Using our forests to produce liquid fuels could well liquidate the forests themselves
A NSDNR Press Release yesterday announced “A new study shows Nova Scotia has strong potential to develop an innovative biorefinery that produces an alternative fuel from renewable sources of fibre. The liquid biofuel could be used to heat homes and power marine vessels, among other potential uses, according to a study done by Nova Scotia’s Innovation Hub, an industrial, applied-research initiative.”
This project has been simmering beneath the surface and receiving government funding since at least 2009, then under the guise of clean technology. On Dec 12, 2012, NDP Premier Dexter announced handouts for the development of “new products not yet imagined, and to test and demonstrate technologies that will help bring those products to new and existing markets.” A test facility would be set up at the former Bowater mill in Brooklyn, Queens Co., “to transform the former Bowater Mersey mill into a centre that will drive new opportunities through innovation” as otherwise “The former Bowater mill could be left to sit empty, with the equipment gathering dust” (see Innovacorp News ).
The latest handout (that we know about) was in July 2016 when it was reported that “Nova Scotia Power’s parent company and government are providing $1.67 million in funding for a new centre that will develop uses for the forestry industry’s leftover wood…” (re: Bio-based fuels from our forests?). The precise figures for the dollars coming from government are usually vague, and a lot of the funding goes through InnovaCorp which sounds like a private company but is a provincial Crown corporation.

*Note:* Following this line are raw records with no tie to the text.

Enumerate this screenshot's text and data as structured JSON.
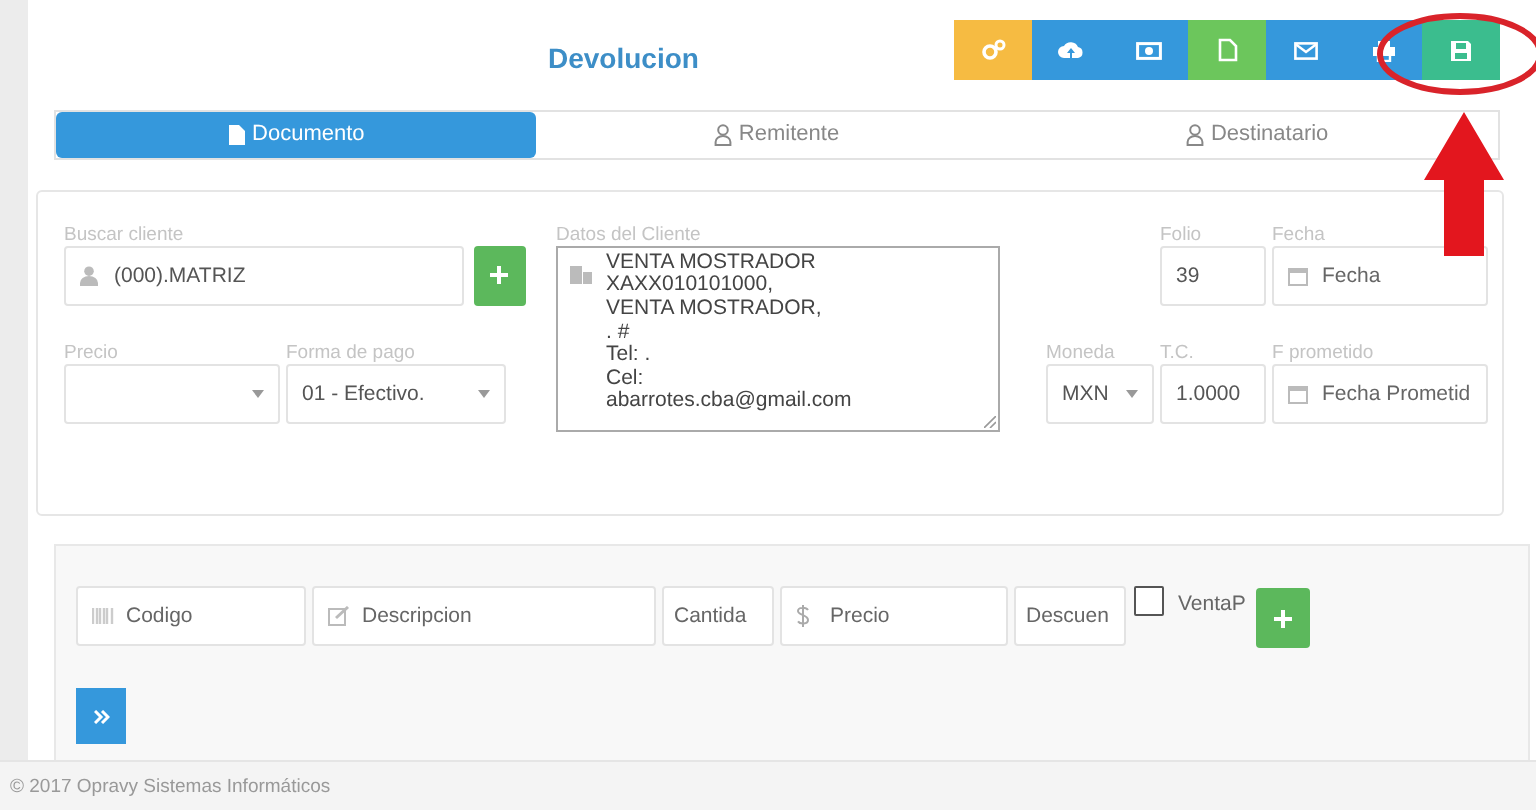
{
  "title": "Devolucion",
  "toolbar": [
    {
      "color": "#f6bb42"
    },
    {
      "color": "#3598dc"
    },
    {
      "color": "#3598dc"
    },
    {
      "color": "#6cc65c"
    },
    {
      "color": "#3598dc"
    },
    {
      "color": "#3598dc"
    },
    {
      "color": "#3bbd8e"
    }
  ],
  "tabs": [
    {
      "label": "Documento",
      "selected": true
    },
    {
      "label": "Remitente",
      "selected": false
    },
    {
      "label": "Destinatario",
      "selected": false
    }
  ],
  "form": {
    "buscar_cliente": {
      "label": "Buscar cliente",
      "value": "(000).MATRIZ"
    },
    "datos_cliente": {
      "label": "Datos del Cliente",
      "lines": [
        "VENTA MOSTRADOR",
        "XAXX010101000,",
        "VENTA MOSTRADOR,",
        ". #",
        "Tel: .",
        "Cel:",
        "abarrotes.cba@gmail.com"
      ]
    },
    "folio": {
      "label": "Folio",
      "value": "39"
    },
    "fecha": {
      "label": "Fecha",
      "placeholder": "Fecha"
    },
    "precio": {
      "label": "Precio"
    },
    "forma_pago": {
      "label": "Forma de pago",
      "value": "01 - Efectivo."
    },
    "moneda": {
      "label": "Moneda",
      "value": "MXN"
    },
    "tc": {
      "label": "T.C.",
      "value": "1.0000"
    },
    "f_prometido": {
      "label": "F prometido",
      "placeholder": "Fecha Prometid"
    }
  },
  "items": {
    "fields": [
      {
        "kind": "barcode",
        "placeholder": "Codigo"
      },
      {
        "kind": "edit",
        "placeholder": "Descripcion"
      },
      {
        "kind": "plain",
        "placeholder": "Cantida"
      },
      {
        "kind": "dollar",
        "placeholder": "Precio"
      },
      {
        "kind": "plain",
        "placeholder": "Descuen"
      }
    ],
    "checkbox": {
      "label": "VentaP",
      "checked": false
    }
  },
  "footer": "© 2017 Opravy Sistemas Informáticos"
}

A key player on the Nova Scotian scene and recipient of public funds is CelluFuel Inc. of Halifax, but the emerging forest biofuel business is hardly restricted to Nova Scotia. According to the 2012 Innovacorp News item cited above, “30 of the Fortune 100 companies invest in bioenergy and bio-based products”. If Nova Scotia has such “strong potential” in this area, why is so much government funding going into it?
Other than the handouts from the public purse, there are many reasons to be concerned about the Nova Scotia biofuel initiatives, foremost, that they would perpetuate the drive begun in the late 50s/1960s to convert our mixed, multi-aged Acadian forest to industrial conifer-dominated forests clearcut on 50-year rotations*. Combined with the fragile state of our soils because of poor buffering capacity and acid rain, and climatic warming effects on species such as balsam fir and black spruce, it’s only a matter of time that would see use of the forests to produce liquid fuels liquidating the forests themselves.
*For a perspective of how biofuels and the like could replace the declining pulp and paper market for NS forest products and make use of “Idled Industrial Equipment”, see Adding value to forest products by Peter Milley for Halifax Global/One Nova Scotia, 2014
Then there is the pesky issue of whether these “green fuels” are really green. On the surface, it’s hard to see how the carbon emissions would be any less than those coming from use of primary forest biomass for heating and generation of electricity. John M. DeCicc has some advice on this score (bolding is mine):
The carbon mitigation challenge for liquid fuels has been incorrectly seen as a fuel synthesis and substitution problem. In reality, it is a net carbon uptake problem. Strategy should move away from a downstream focus on replacing fuel products to an upstream focus on achieving additional CO2 uptake through the most cost-effective and least damaging means possible. All parties with an interest in the issue are advised to rethink their priorities accordingly. – Biofuel’s carbon balance: doubts, certainties and implications Climatic Change Volume 121, Issue 4, pp 801–814 (2013)